“To build out this FirstNet capability, this first responder network, we have to go climb every cell tower. Literally, we have to go touch every cell tower over the next couple of years,” explained Randall Stephenson, AT&T’s chairman and CEO, in a appearance at an investor relations event. “As we're touching those cell towers, every single one of them, we have a lot of spectrum in inventory. We will be lighting that spectrum up as we touch each cell tower."
Added Stephenson: "We'll be equipping every single cell site for 5G such that, when 5G is ready to go, when it's ready for prime time, our turn-up of 5G is a software load, it’s a software upgrade.”
At the same event, AT&T CFO John Stephens explained that the carrier expects to have more than half of that work completed by next year.
“Through this year and into next year, we’ll have made a significant progress, probably over 50% of that build-out complete in that area,” he said. “So, the spending that we're doing today, will be able to be measured going forward because we've already done it, because we've already built it out and deployed the spectrum.
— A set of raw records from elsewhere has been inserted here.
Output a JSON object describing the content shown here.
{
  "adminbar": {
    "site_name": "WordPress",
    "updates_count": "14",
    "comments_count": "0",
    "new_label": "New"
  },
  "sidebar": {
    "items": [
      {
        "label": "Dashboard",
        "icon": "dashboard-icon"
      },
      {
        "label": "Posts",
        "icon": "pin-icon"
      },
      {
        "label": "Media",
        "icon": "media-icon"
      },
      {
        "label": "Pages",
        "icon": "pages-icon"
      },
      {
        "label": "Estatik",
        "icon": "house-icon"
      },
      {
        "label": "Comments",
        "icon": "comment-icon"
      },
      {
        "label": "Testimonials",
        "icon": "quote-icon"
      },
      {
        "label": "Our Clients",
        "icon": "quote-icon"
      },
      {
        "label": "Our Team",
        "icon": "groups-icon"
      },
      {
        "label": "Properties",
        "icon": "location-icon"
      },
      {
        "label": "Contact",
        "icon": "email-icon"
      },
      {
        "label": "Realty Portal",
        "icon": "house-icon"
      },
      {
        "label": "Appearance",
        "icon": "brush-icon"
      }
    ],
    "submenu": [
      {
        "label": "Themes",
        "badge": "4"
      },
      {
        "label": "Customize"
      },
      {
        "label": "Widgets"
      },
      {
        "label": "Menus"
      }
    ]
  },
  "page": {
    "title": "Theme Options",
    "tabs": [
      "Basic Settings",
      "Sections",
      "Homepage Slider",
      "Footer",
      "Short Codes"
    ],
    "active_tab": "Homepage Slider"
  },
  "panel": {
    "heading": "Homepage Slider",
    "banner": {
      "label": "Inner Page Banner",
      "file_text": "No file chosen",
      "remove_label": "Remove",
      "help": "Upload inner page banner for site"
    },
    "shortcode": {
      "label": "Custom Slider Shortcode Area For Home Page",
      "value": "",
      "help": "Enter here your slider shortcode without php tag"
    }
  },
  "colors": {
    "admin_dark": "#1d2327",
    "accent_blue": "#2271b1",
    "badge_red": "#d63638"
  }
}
And then, when it's time to put 5G in—we're doing all of this in wireline and wireless, but particularly wireless—we're doing all of this with a software-defined focus. So, we'll come back with 5G and it will be a software upgrade. It won't be the expensive capital spend that we've seen when we go to 2G to 3G or 3G to 4G. Because of these investments we've made over the years, this capital efficiency will be seen into the future.”
And both Stephens and Stephenson said that AT&T’s network spending will decrease in the coming months and years as it finishes its fiber build-out and FirstNet and 5G work. Specifically, Stephens said AT&T expects to finish its efforts to build out fiber to roughly 14 million locations within the next 12 months.
And once that spending is finished, they both said AT&T expects to reduce its debt load.
“That's the reason he and I are pretty much at peace with taking our debt-EBITDA [ratio] to 2.9X to get the [Time Warner] deal done, getting it down to 2.5X into next year, then getting it down to more normal levels,” Stephenson said. “There's just a very clear path of deleveraging that we're very, very comfortable with."
Those comments are noteworthy in light of an article recently in the Wall Street Journal warning that AT&T’s debt load would increase 12% to $181 billion as it closes its Time Warner purchase.
Separately, AT&T’s Stephenson also confirmed that he expects AT&T’s wireless service revenues to begin growing again in the second half of this year.
“I feel more comfortable today than I did a month ago,” he said of that target. “We'll be service revenue growth second half of the year."